__Required work__
For this exercise, write out every entry exactly and leave the pictures out.

__Supplied data__
--- START ---

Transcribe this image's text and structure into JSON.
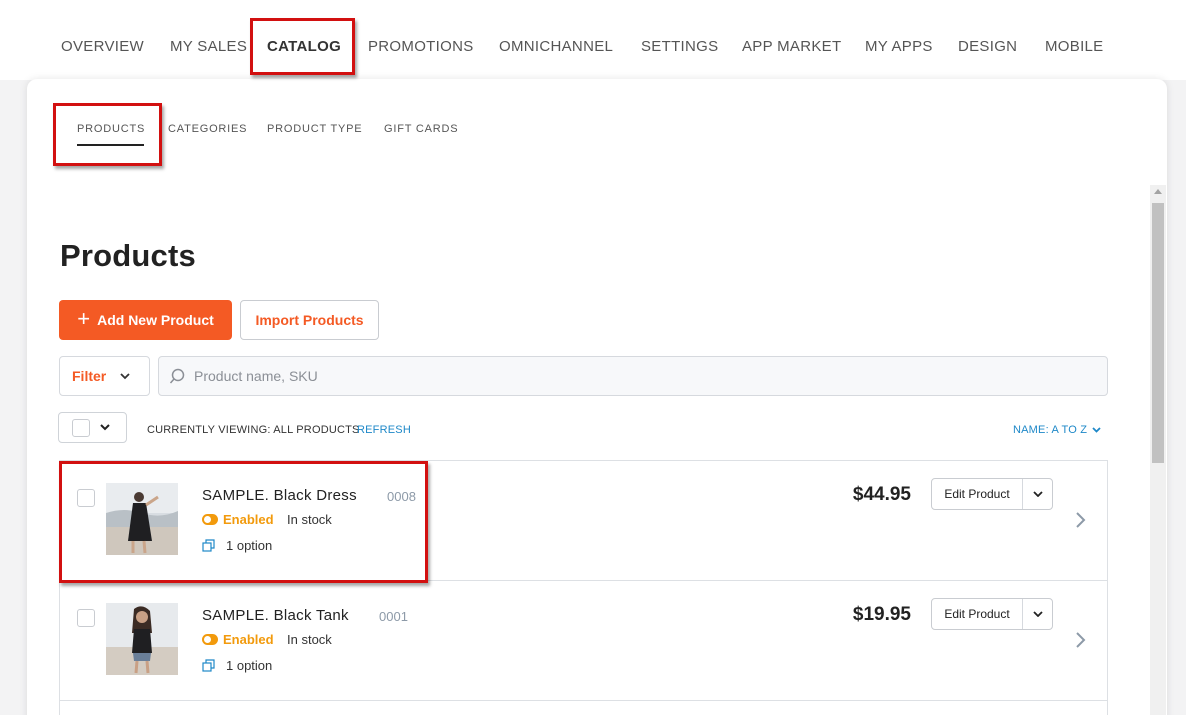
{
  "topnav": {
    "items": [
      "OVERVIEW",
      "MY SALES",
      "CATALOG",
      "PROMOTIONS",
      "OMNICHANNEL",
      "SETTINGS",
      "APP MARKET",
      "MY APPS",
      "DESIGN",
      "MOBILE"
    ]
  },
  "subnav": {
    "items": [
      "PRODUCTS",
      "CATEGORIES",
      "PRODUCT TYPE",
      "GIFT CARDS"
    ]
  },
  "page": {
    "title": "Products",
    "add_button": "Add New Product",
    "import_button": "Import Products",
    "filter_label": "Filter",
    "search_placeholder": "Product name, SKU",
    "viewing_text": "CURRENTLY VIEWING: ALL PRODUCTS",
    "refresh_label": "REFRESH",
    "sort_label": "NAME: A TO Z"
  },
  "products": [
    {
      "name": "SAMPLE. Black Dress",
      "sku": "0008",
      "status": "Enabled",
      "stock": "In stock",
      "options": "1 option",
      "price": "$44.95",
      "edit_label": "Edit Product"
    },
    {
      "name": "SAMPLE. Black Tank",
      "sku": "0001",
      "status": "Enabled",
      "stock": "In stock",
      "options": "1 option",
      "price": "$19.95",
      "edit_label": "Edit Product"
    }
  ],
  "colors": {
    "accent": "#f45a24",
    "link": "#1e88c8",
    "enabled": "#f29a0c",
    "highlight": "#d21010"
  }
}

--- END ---

__Solution to this exercise__
Transcribe this image's text and structure into JSON.
{
  "topnav": {
    "items": [
      "OVERVIEW",
      "MY SALES",
      "CATALOG",
      "PROMOTIONS",
      "OMNICHANNEL",
      "SETTINGS",
      "APP MARKET",
      "MY APPS",
      "DESIGN",
      "MOBILE"
    ]
  },
  "subnav": {
    "items": [
      "PRODUCTS",
      "CATEGORIES",
      "PRODUCT TYPE",
      "GIFT CARDS"
    ]
  },
  "page": {
    "title": "Products",
    "add_button": "Add New Product",
    "import_button": "Import Products",
    "filter_label": "Filter",
    "search_placeholder": "Product name, SKU",
    "viewing_text": "CURRENTLY VIEWING: ALL PRODUCTS",
    "refresh_label": "REFRESH",
    "sort_label": "NAME: A TO Z"
  },
  "products": [
    {
      "name": "SAMPLE. Black Dress",
      "sku": "0008",
      "status": "Enabled",
      "stock": "In stock",
      "options": "1 option",
      "price": "$44.95",
      "edit_label": "Edit Product"
    },
    {
      "name": "SAMPLE. Black Tank",
      "sku": "0001",
      "status": "Enabled",
      "stock": "In stock",
      "options": "1 option",
      "price": "$19.95",
      "edit_label": "Edit Product"
    }
  ],
  "colors": {
    "accent": "#f45a24",
    "link": "#1e88c8",
    "enabled": "#f29a0c",
    "highlight": "#d21010"
  }
}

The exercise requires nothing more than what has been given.